Sexually inappropriate behaviour


With a dementia, there can be some side effects, which can be challenging to manage. Although sexually inappropriate behaviour is not the most common side effect, it can still be displayed. This then creates problems for all parties involved in this situation.


For other people who were nearby, including friends, family and carers, they are potentially at risk of experiencing this inappropriate sexual behaviour. For able-bodied carers and family members they should be able to redirect the person or at the very least defend themselves against something unwanted. However somebody more physically vulnerable, such as a co-resident in a care home, could find themselves the victims of an assault. The criminal offence of sexual assault, requires the understanding that this is an assault, however this is not present in somebody with a dementia, therefore this could be seen as a situation with two victims.


The family of an individual displaying inappropriate sexual behaviour find this very embarrassing as well as challenging to manage. It can also lead to breakdown or at least issues with family relations as visiting that person might put themselves or other family members they bring with them at risk. I have heard of cases where family members do not bring their young children to the house of the person with dementia to protect them from potential assault or witnessing an assault.
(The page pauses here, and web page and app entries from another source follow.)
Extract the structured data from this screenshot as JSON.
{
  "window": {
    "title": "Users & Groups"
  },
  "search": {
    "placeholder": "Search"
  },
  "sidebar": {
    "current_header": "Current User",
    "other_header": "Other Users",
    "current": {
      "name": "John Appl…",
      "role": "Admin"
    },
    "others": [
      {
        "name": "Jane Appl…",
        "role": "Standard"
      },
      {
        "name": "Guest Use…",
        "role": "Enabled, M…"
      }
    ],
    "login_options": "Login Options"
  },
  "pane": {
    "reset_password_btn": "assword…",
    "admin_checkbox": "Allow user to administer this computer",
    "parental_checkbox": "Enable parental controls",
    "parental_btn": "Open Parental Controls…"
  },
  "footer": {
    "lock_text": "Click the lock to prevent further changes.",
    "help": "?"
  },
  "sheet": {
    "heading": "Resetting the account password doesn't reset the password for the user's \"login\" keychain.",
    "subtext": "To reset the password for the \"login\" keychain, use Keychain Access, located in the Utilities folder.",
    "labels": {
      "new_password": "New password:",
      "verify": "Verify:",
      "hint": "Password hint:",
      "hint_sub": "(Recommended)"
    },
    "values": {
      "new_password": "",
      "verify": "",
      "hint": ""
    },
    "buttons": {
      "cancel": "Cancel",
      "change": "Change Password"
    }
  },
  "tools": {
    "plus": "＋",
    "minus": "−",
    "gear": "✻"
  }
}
This kind of presentation requires specialist help to care for them and often in numbers of at least two carers and possibly more, depending upon how insistent the person with dementia is. In a care home or domiciliary home, the professional carer is entitled to a safe working environment. The family want to be able to visit their loved one without having to worry about what might happen.


The person with dementia could be sectioned under the Mental Health Act, initially under section 2 and if they are unable to be treated within the 28 days that section 2 is valid for, they could be sectioned under section 3. Section 3 lasts for up to 6 months before it needs to be renewed, however people will be discharged from the mental health unit in which they are detained as soon they are able to be released into the community or to a care home, therefore they might be in the mental health unit for less than a period of six months. Often in mental health units, the healthcare professionals will prescribe appropriate medication to modify the person’s behaviour. This could include either anti-anxiety medication and/or anti-psychotic medication. This medication should only be prescribed for as long as it is necessary, and should therefore be reviewed regularly in order to ensure that its ongoing prescription remains appropriate.


This presentation is challenging for lots of reasons and is often not talked about. Although it is not the most common of challenging behaviour associated with dementia, it is nevertheless known to experienced healthcare professionals who care for people living with dementia. If this affects you and you wish to have some help and support please contact me at Nash & Co.